DESCRIPTION OF THE TASK:
Using the data that follows, state the number of lines holding the word "amount", and give no other output.

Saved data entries

○ ○ ○

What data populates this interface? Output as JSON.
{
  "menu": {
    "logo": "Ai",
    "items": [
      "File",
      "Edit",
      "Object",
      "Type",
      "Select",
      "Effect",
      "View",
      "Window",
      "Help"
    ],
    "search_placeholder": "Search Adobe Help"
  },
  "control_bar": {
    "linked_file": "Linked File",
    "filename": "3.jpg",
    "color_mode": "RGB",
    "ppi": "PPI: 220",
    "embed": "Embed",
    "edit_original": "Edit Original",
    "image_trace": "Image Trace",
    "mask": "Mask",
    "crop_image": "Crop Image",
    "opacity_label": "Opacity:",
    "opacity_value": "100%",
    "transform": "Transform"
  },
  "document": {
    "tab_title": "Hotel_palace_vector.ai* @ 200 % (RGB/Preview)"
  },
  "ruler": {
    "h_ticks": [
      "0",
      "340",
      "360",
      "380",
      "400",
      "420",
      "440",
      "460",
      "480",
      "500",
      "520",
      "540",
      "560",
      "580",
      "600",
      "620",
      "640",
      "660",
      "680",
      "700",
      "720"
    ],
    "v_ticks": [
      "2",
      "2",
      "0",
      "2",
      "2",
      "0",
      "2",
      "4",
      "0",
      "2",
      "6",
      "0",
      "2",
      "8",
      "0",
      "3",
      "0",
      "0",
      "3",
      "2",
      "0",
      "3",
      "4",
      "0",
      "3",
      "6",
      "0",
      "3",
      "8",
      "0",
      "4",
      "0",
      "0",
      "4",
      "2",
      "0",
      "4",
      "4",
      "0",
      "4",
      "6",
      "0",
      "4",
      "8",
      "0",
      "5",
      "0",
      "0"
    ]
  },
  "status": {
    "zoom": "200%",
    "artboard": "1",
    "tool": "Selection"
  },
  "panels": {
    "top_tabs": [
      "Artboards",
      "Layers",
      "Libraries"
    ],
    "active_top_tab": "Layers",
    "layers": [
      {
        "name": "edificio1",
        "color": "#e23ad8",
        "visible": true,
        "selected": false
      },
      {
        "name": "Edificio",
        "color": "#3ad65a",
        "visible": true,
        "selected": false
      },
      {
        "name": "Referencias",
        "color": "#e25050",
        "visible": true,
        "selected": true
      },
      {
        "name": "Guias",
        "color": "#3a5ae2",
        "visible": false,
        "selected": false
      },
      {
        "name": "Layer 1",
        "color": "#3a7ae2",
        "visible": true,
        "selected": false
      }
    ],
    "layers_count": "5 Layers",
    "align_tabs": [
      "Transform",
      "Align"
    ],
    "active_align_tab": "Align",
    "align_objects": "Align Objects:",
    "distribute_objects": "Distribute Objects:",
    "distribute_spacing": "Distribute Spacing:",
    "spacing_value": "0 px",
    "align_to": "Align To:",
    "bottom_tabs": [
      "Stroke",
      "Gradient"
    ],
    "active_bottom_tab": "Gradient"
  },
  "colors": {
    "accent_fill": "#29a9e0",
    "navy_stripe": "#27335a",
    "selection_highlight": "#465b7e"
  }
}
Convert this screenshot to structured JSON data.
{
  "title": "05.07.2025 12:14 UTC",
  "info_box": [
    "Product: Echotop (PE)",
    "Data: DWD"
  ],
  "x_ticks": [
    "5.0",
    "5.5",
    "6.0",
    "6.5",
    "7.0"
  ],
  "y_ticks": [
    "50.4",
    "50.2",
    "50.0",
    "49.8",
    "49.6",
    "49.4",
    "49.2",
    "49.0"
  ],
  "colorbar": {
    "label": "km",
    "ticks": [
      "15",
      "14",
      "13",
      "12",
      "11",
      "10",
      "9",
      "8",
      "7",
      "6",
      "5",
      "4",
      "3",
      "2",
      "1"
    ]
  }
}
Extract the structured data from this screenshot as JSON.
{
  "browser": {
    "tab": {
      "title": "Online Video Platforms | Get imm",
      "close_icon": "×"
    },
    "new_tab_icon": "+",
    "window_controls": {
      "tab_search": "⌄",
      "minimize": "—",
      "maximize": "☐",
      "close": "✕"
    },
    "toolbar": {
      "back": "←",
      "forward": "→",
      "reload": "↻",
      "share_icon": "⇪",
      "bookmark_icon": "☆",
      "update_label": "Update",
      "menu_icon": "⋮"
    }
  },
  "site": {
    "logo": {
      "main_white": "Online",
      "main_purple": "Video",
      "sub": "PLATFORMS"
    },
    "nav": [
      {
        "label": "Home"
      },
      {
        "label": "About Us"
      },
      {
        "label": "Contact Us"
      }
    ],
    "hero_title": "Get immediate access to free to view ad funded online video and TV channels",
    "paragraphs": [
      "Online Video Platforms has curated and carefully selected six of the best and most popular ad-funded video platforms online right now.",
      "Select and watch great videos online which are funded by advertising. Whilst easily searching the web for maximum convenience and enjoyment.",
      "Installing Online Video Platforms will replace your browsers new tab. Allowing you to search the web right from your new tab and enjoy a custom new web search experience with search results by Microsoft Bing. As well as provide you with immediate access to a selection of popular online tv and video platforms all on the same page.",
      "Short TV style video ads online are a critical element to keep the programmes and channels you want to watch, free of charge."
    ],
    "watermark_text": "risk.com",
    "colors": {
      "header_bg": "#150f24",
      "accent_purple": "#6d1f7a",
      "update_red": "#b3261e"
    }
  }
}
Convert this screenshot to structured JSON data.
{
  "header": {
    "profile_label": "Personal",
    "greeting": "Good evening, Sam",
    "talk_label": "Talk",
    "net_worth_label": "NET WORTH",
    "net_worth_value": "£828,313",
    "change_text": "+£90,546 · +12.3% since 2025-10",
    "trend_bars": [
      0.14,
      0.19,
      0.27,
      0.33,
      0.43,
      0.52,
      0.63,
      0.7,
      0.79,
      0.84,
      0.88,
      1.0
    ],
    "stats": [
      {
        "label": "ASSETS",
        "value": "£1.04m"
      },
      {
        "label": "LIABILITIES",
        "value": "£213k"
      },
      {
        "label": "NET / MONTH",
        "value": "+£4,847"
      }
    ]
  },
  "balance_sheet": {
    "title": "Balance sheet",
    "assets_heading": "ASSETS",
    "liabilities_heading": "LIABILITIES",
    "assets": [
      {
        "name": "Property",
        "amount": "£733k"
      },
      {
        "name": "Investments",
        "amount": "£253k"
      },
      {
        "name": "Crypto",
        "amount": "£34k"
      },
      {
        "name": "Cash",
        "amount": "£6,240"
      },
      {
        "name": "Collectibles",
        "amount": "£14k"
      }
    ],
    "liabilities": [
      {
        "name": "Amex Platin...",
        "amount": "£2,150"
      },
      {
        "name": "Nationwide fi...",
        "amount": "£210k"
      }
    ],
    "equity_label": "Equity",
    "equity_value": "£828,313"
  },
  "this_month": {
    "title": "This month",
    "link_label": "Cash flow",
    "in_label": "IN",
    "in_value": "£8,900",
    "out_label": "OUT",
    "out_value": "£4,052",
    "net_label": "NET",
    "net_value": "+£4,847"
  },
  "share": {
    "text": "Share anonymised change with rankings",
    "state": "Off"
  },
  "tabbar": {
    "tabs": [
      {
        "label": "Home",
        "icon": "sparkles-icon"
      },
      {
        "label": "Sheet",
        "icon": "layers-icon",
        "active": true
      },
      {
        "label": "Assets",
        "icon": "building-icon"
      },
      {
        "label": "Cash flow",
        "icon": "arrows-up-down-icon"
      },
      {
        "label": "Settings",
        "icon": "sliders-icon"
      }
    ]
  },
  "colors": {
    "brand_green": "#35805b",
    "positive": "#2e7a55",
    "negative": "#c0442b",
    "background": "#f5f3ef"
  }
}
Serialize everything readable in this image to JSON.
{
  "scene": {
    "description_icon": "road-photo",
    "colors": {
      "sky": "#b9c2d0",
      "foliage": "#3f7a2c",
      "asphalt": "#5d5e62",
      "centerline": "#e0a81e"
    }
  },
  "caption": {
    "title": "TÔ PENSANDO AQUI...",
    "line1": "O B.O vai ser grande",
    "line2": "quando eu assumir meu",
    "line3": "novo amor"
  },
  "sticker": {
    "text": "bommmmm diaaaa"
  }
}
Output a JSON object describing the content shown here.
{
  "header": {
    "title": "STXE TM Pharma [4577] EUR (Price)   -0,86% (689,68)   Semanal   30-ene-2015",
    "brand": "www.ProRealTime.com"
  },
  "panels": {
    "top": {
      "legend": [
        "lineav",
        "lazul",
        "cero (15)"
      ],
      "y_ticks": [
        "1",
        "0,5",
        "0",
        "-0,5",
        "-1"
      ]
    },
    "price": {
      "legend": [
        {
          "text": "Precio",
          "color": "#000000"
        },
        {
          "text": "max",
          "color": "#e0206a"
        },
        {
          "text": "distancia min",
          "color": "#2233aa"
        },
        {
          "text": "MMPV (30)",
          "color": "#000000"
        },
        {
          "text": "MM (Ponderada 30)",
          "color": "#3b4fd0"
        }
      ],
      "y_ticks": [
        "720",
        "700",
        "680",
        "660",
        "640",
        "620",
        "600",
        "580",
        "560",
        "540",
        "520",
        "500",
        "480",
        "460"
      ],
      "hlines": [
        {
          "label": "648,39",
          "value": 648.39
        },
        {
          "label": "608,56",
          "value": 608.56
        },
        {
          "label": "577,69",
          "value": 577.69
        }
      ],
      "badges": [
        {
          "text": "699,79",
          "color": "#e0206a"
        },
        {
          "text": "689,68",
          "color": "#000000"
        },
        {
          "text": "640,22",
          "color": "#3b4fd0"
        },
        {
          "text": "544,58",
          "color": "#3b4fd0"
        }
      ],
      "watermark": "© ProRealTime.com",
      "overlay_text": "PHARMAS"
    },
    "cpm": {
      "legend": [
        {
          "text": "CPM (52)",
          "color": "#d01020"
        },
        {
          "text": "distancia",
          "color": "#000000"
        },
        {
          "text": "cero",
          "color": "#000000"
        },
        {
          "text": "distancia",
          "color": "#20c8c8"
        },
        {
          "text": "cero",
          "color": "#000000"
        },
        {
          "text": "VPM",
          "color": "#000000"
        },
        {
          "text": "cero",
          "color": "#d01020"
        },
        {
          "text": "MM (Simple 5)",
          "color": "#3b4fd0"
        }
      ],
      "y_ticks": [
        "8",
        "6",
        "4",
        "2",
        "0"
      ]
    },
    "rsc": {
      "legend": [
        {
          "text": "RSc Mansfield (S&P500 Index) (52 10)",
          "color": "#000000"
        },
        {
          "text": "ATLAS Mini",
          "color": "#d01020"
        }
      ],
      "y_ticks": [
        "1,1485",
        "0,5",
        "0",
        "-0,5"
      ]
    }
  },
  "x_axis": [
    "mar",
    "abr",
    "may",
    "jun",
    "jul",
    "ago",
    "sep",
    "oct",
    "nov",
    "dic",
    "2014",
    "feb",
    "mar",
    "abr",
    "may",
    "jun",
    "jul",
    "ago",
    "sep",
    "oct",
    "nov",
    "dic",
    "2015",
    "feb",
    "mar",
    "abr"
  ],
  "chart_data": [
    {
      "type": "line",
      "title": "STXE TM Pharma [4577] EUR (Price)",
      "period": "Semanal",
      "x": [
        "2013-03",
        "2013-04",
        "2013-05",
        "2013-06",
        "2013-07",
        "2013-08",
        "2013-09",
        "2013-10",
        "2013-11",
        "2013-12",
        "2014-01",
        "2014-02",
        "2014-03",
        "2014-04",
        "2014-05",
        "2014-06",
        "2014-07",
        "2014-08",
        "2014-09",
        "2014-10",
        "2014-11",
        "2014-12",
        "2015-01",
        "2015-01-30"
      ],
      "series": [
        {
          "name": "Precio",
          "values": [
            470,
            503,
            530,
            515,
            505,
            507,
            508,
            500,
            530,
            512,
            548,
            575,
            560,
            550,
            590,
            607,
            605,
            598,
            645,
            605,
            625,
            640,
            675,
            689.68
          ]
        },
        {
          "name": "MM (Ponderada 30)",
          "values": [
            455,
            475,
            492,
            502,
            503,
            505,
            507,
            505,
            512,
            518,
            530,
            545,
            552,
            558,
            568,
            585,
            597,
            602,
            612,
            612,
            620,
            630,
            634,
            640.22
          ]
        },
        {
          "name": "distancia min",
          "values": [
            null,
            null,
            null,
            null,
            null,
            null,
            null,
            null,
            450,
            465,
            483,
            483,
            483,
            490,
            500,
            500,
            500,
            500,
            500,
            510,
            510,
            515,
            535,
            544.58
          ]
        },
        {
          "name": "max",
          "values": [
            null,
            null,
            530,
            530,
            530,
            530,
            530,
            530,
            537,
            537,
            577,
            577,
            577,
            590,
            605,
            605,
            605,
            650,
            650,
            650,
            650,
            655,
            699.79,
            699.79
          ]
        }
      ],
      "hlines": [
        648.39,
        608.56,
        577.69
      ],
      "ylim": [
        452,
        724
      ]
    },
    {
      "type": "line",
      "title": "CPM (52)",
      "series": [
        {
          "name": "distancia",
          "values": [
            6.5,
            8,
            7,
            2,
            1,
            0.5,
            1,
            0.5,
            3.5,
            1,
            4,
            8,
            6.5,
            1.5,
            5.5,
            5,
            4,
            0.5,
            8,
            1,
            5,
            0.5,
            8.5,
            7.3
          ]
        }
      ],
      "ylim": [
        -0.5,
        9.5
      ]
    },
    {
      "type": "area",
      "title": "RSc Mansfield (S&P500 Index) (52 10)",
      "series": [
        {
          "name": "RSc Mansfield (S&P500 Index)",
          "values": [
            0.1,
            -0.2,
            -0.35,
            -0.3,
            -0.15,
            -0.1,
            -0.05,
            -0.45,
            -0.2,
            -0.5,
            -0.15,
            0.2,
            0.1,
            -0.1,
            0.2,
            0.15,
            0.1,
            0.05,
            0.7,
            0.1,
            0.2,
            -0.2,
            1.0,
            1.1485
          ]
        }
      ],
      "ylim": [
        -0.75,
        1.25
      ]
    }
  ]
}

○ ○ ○

RESULT OF THIS TASK:
7